SAN JOSE, U.S. -- Apple has finally thrown its hat in the ring in the escalating competition over voice-activated speakers. But whether its focus on sound quality and customer loyalty will work remains to be seen.
"Just like we did with portable music, we want to reinvent home music," CEO Tim Cook declared Monday toward the end of his keynote address at the opening of Apple's Worldwide Developers Conference here.
Apple's answer to Amazon.com's Echo and Google's Home voice-controlled speakers will hit the American market in December. The cylindrical, Siri-powered HomePod will respond to users' queries about the weather or sports scores by searching the internet for information, and play music when asked to.
The smart assistant will use its sensor to understand its location in a room so that it plays music at optimal volume. The speaker will come with a privacy feature to keep personal data inside the device without uploading it onto a cloud server, for instance.
Apple is credited with having transformed mobile music players. The company apparently aims to make history again with music-playing smart speakers, but the situation has changed drastically in recent years.
Having grown into a huge corporation, Apple is slow to make moves of late. This time around, it is not the pioneer in the home music market, but rather a latecomer that has no choice but to focus on music for a chance to succeed.
Siri apparently falls behind its peers in artificial intelligence, a key technology. A study by U.S. digital marketing agency Stone Temple Consulting shows that Alphabet's Google Assistant answered 68% of 5,000 questions put to it at 90% accuracy. But Siri responded to only 21% of the questions, getting just 62% of them correct -- outperformed by Microsoft's Cortana and Amazon's Alexa as well.
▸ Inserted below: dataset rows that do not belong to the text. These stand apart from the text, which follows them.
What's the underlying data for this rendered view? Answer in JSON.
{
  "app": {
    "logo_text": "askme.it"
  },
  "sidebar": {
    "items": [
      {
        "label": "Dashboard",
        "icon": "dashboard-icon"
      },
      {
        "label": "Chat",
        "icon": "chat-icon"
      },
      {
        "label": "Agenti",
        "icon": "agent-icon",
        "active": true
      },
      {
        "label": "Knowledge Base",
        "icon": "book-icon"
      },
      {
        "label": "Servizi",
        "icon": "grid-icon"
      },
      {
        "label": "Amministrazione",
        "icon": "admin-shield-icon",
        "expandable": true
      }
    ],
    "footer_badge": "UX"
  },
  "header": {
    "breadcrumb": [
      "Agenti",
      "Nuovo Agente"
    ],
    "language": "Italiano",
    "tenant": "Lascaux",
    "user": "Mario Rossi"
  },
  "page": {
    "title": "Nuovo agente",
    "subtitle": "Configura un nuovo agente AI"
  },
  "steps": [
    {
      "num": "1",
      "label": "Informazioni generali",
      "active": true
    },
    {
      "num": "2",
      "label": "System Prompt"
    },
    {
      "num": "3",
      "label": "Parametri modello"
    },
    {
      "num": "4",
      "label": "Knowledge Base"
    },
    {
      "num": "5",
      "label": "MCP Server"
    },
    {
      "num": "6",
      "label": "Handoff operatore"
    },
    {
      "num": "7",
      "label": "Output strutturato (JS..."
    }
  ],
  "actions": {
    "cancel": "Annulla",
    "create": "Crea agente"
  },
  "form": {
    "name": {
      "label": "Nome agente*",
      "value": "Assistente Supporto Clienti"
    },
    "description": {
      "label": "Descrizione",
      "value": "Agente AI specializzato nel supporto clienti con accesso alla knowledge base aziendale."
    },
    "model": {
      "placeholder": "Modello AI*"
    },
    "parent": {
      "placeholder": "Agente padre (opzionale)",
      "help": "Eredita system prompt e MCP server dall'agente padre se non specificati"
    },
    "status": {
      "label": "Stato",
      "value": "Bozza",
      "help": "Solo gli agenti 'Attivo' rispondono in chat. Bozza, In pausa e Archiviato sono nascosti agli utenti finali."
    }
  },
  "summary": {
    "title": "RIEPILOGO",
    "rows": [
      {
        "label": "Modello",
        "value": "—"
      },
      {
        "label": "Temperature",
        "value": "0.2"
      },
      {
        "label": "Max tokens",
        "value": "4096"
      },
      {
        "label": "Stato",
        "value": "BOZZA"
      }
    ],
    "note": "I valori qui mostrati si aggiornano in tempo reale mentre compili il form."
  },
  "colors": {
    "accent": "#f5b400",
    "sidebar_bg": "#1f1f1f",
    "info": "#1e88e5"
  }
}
Apple has been hiring talented engineers from around the world. But the iPhone maker was notoriously secretive and did not let its developers publish papers on their research or attend conferences. Top AI researchers, wanting to remain part of the research community, shunned Apple. In contrast, Google and other rivals eagerly tapped outsiders and have quickly enhanced their technologies through trial and error.
Realizing that such secrecy is damaging its AI ability, Apple made an about-face and began letting its AI researchers publish studies and attend meetings of peers. It has also been stepping up AI startup acquisitions.
But catching up with the competition will not be easy. Apple at its developer conference announced AI services such as automated translations from English to several languages and automated photo editing with face recognition technology. But these are part of Google's broad service lineup already.
In the end, the only edge Apple can offer in smart speakers is its flagship luxury feel. The brand alone will help generate some HomePod sales. Output of the AI speaker is planned at several million units a year, according to a parts supplier -- on a par with the Apple TV streaming box. But the company cannot keep relying on its illustrious brand to conceal its technological lag.